The parliamentary reporting team under Simmonds included Ken Allen, Vivien Carrington, Ewart Walters and Claude Robinson. Every Sunday, there would be a major article from at least one, and often two, of these specialist reporters written from their beats or portfolios. There was also a social desk where the reporters included Barbara Gloudon, Olive Senior and Myrthe Swire.
With this in place, the Sunday
Gleaner became the cream of The Gleaner publications with circulation figures up to the mid 80,000 readers. The Daily Gleaner too showed a steady rise in readership over this period.
The Gleaner had also taken over the job of Hansard reporting from the Government Printing Office and this team, led by Sybil Thompson, included, at various times, Sybil Hibbert. Sylvia Lee, Madge Cole, Millie Fisher, George John and Lloyd Russell, all of whom were adept at shorthand writing.
It was under Sealy that
The Gleaner began hosting
the annual Spelling Bee competition. Sealy himself along with Clifton Neita presided over the early ones and then Barbara Gloudon took it over.
Sealy was originally lukewarm to the arrival of the University of the West Indies (UWI) and bauxite mining. His position on UWI before the ’70s could best be seen in his editorial ‘Cave Mona’ which was published in the immediate wake of the Walter Rodney uprisings on the campus. This antipathy was to change.
His opposition to the bauxite industry, though, was based on his view that its very attractive salaries would end up having a negative impact on national growth largely by inducing so many farmers out of farming.
He presided over The Gleaner’s move from Harbour Street to North Street in 1969 but somehow, despite now having a private office as well as a desk at the top of the general editorial room, he never seemed quite as comfortable there as at the old place. It could be that he saw the shadows of his departure creeping up.
Theodore Sealy always looked ahead. He knew the disposition of his company’s owners was to be supportive of the JLP but he himself looked at the emerging nation and steered clear of partisanship.
On the day of Norman Manley’s funeral at National Heroes Park, he was in the office. Unusual, for it was a Sunday, and he never came in on Sundays. The reporters covering the funeral were at various places – at the church, along the funeral route and at the graveside in the park.

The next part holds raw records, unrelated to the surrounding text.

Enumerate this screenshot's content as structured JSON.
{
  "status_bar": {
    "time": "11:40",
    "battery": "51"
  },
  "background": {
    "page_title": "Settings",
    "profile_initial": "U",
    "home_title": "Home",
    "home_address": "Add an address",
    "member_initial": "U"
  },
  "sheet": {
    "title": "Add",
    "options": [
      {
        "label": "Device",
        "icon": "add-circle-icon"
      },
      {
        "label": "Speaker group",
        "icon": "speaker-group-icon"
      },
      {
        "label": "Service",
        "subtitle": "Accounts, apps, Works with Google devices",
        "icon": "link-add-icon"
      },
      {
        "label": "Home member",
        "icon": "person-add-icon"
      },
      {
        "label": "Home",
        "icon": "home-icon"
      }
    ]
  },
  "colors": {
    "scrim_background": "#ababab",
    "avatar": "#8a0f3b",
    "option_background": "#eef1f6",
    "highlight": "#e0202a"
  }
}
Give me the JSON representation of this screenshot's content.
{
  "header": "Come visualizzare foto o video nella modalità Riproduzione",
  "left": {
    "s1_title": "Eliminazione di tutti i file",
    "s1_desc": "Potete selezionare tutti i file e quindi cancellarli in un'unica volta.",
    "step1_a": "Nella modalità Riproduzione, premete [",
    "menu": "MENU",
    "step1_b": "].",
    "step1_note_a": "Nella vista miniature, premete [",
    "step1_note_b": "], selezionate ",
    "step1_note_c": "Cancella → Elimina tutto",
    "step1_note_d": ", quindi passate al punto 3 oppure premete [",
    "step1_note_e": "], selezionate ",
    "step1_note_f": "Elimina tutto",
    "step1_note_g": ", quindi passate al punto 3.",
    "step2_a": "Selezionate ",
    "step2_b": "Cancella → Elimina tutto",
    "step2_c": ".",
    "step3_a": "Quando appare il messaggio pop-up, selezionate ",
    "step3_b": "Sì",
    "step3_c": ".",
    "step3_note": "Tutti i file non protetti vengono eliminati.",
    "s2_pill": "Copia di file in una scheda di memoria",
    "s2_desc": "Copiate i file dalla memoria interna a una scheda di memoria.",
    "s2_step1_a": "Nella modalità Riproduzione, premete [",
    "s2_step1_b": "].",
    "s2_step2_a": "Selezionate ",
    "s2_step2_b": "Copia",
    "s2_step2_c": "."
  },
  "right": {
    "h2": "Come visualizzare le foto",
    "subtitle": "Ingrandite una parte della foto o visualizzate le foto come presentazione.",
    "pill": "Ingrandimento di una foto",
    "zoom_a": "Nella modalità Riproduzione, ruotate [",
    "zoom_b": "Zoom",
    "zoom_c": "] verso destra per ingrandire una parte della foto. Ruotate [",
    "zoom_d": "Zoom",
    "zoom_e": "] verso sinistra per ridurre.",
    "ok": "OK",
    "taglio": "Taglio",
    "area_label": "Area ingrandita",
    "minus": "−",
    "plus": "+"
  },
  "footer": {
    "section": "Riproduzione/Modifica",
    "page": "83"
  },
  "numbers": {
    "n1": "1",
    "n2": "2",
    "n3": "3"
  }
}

I was not one of them. I was in the office.
Sealy came and entered his office, just two blocks south of the burial site. He sat there with his thoughts for a long while. He knew that contrary to his own feelings, his principals at the powerful century-old Gleaner had long opposed self-government and many of the things Norman Manley stood for.
But now as he contemplated the future without Norman Manley, those thoughts receded. Jamaica’s new day which had taken one unexpected turn with the 1962 elections had now taken another and there was no playbook, no coach, no guiding hand.
Then, as the afternoon sun dipped almost reluctantly towards the Sligoville hills, throwing sad lengthening purple shadows over National Heroes Park, Sealy gathered himself, rose from his thoughts, left his office and entered the general editorial office. Once there, he did something entirely without precedent or repetition.
Instructing the assembled editorial staff to stand, he told us simply that a great man was being buried today.
With that, he presided over a minute’s silence in honour of the former premier. And then he turned away and walked back into his office, the tears finally starting down his face.
n A former Gleaner staffer, Ewart Walters is a prize-winning journalist and author. The last four paragraphs of this article are reproduced from his latest book, ‘We Come From Jamaica – The National Movement 1937-1962’ which was the subject of the symposium ‘1938 and Beyond’ at SALISES, UWI, Mona, on Wednesday, October 15.